The problem with running 30-45 seconds/mile slower than our standard race pace is it’s still too close to the lactate inflection point. We’re cutting ourselves short on key aerobic adaptations. The majority of marathon training should be done around 80% of your predicted marathon race pace (or for half-marathon training, 25-30% of your half marathon race pace). That’s about 2-2.5 minutes slower per mile than you expect to race in a marathon. Towards the end of the training cycle is when you can add speedwork sessions to build efficiency at race pace. To estimate your own training paces, try the McMillan calculator.
It’s counter-intuitive, so it made a big difference for me to learn the science behind training this way. It definitely makes sense for the marathon. However for half marathon training, I can’t imagine doing my “long runs” at 8:45-9:00/mile pace when my half-mary race pace is about 7:20/mile. Then again, the length of my weekly “long runs” will need to increase significantly as well to 14 or 15 miles. Right now I top out at about 10.
Upon further review, my current half-marathon training strategy is probably most in line with 10K racing. Not coincidentally, that happens to be the distance I’ve recently performed the best at according to the age-grading calculators (70%)
It’s time to evolve beyond from my haphazard ways. Thanks to the extreme heat and humidity of summer in Hotlanta, I’m treating the upcoming months as my off season. It’ll give me a chance to test out the long, slow distance thing. I make my own best guinea pig. Hopefully I’ll approach the fall with fresher, stronger legs ready to be fine tuned for the demands of shorter races. We’ll see how things turn out over the next few months. I’ll continue to do the race/weight correlation for you too.

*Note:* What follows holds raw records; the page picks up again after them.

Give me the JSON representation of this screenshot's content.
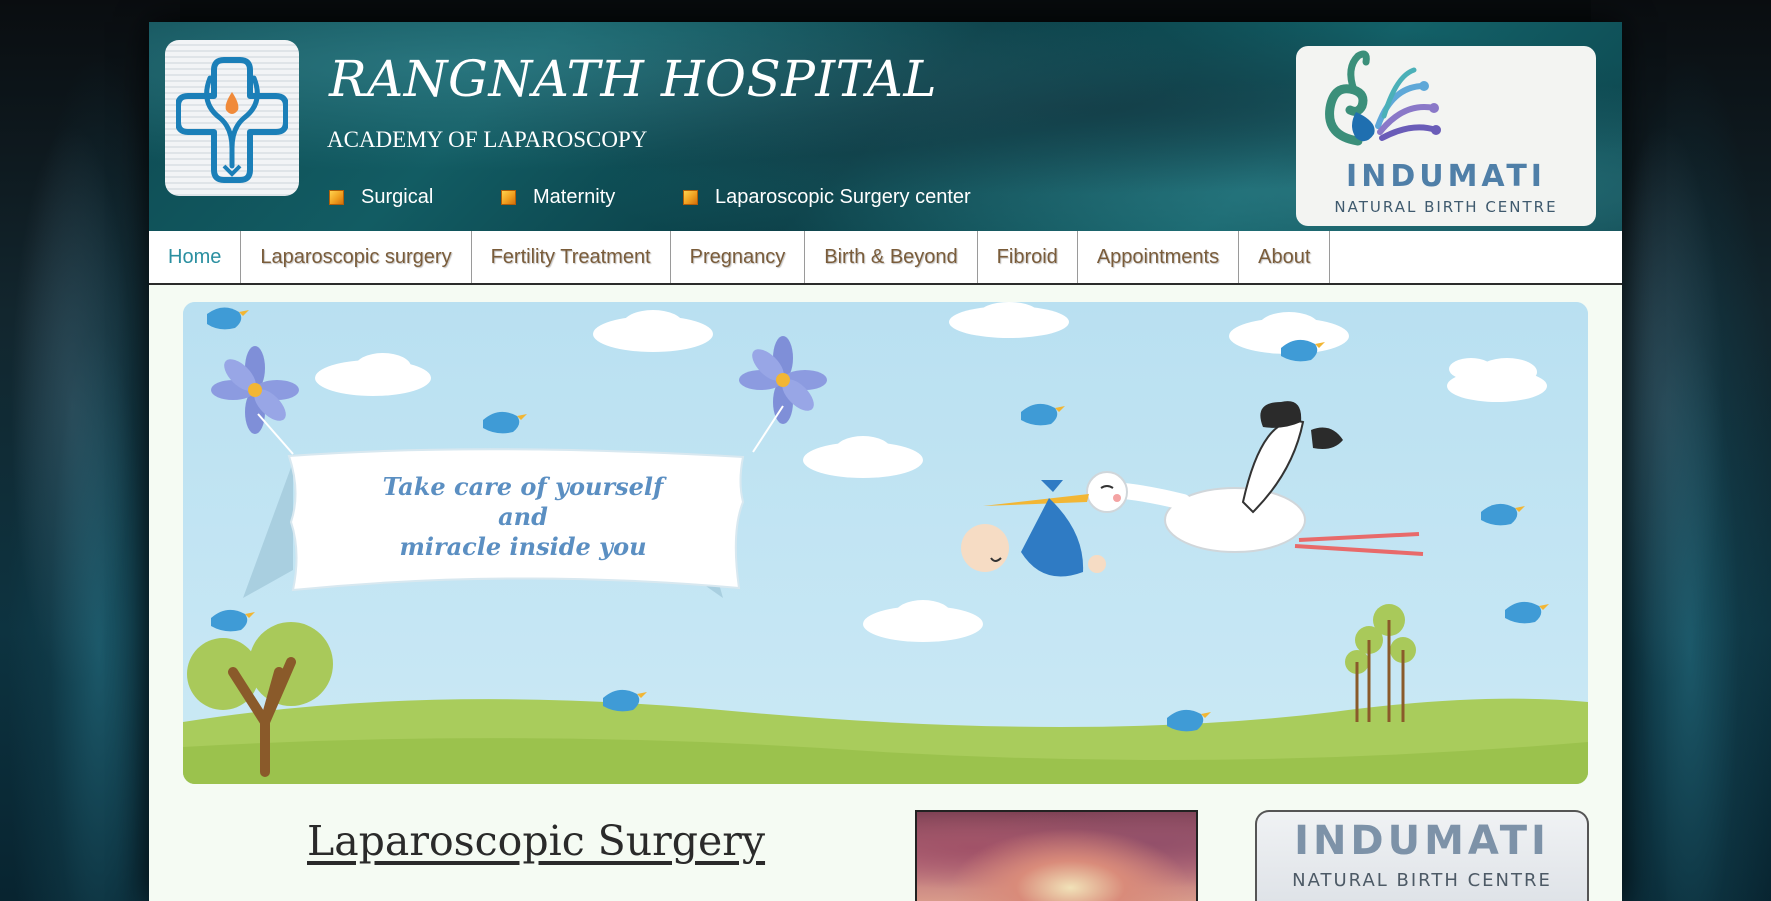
{
  "hospital": {
    "name": "RANGNATH HOSPITAL",
    "subtitle": "ACADEMY OF LAPAROSCOPY"
  },
  "taglines": [
    "Surgical",
    "Maternity",
    "Laparoscopic Surgery center"
  ],
  "indumati": {
    "name": "INDUMATI",
    "subtitle": "NATURAL BIRTH CENTRE"
  },
  "nav": {
    "items": [
      {
        "label": "Home",
        "active": true
      },
      {
        "label": "Laparoscopic surgery",
        "active": false
      },
      {
        "label": "Fertility Treatment",
        "active": false
      },
      {
        "label": "Pregnancy",
        "active": false
      },
      {
        "label": "Birth & Beyond",
        "active": false
      },
      {
        "label": "Fibroid",
        "active": false
      },
      {
        "label": "Appointments",
        "active": false
      },
      {
        "label": "About",
        "active": false
      }
    ]
  },
  "banner": {
    "line1": "Take care of yourself",
    "line2": "and",
    "line3": "miracle inside you"
  },
  "section": {
    "title": "Laparoscopic Surgery"
  },
  "colors": {
    "header_teal": "#0e4a52",
    "nav_text": "#7a5c3a",
    "nav_active": "#2a8fa0",
    "banner_text": "#5b8fc2",
    "bullet": "#f0a020"
  },
  "icons": [
    "hospital-cross-logo-icon",
    "swan-peacock-logo-icon",
    "stork-icon",
    "bird-icon",
    "flower-icon",
    "cloud-icon",
    "tree-icon"
  ]
}
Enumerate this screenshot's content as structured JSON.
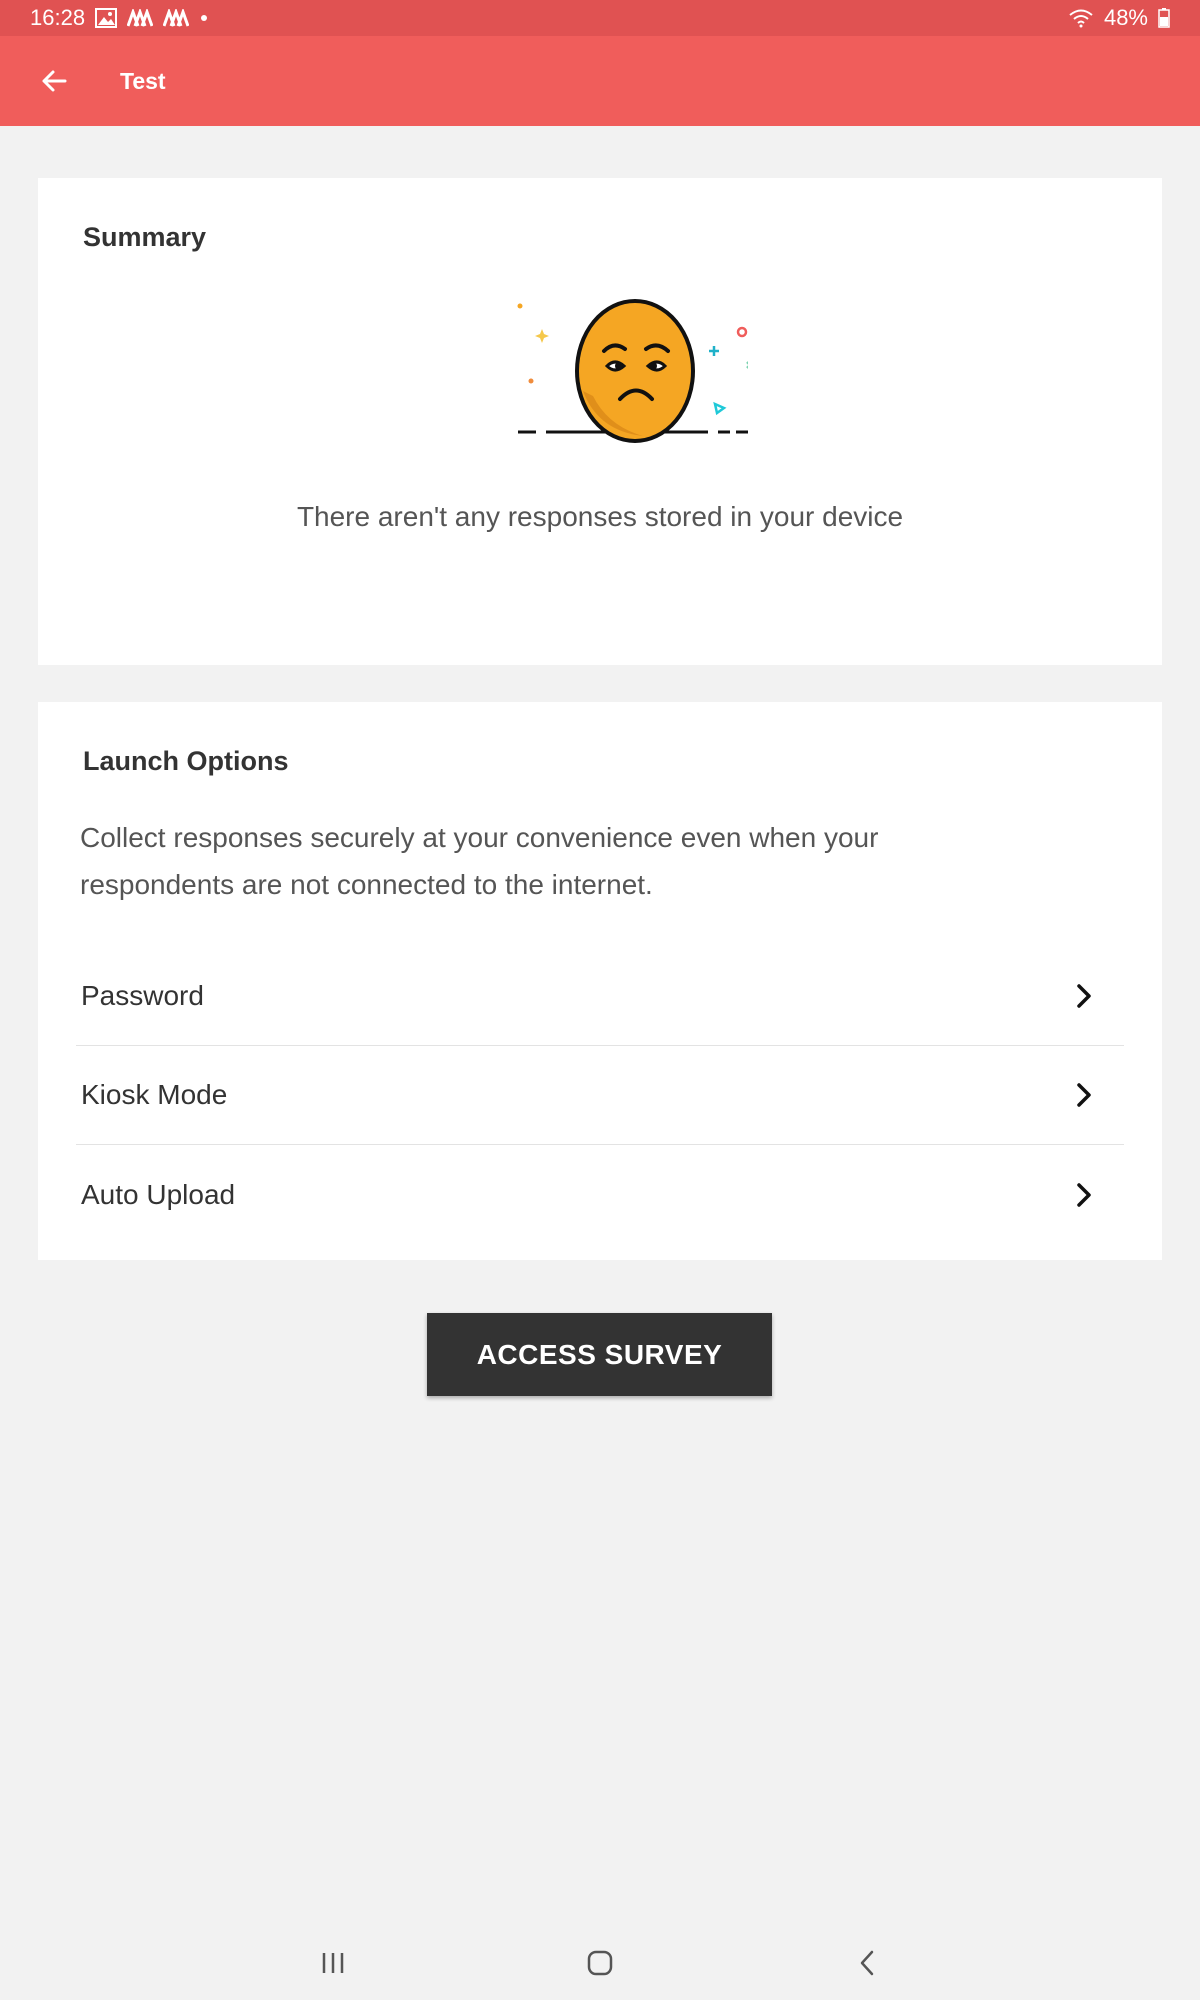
{
  "status_bar": {
    "time": "16:28",
    "battery": "48%",
    "icons_left": [
      "gallery-icon",
      "app-icon",
      "app-icon",
      "dot-icon"
    ],
    "icons_right": [
      "wifi-icon",
      "battery-icon"
    ]
  },
  "app_bar": {
    "title": "Test",
    "background": "#f05d5b",
    "back_icon": "arrow-left-icon"
  },
  "summary": {
    "heading": "Summary",
    "illustration": "sad-face-icon",
    "empty_message": "There aren't any responses stored in your device"
  },
  "launch_options": {
    "heading": "Launch Options",
    "description": "Collect responses securely at your convenience even when your respondents are not connected to the internet.",
    "items": [
      {
        "label": "Password",
        "icon": "chevron-right-icon"
      },
      {
        "label": "Kiosk Mode",
        "icon": "chevron-right-icon"
      },
      {
        "label": "Auto Upload",
        "icon": "chevron-right-icon"
      }
    ]
  },
  "primary_action": {
    "label": "ACCESS SURVEY",
    "background": "#333333"
  },
  "nav_bar": {
    "buttons": [
      "recents-icon",
      "home-icon",
      "back-icon"
    ]
  }
}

It's easy to tell other people how to do things, but it's quite different trying to put it into practice for myself. I counting on y’all to help keep me in line.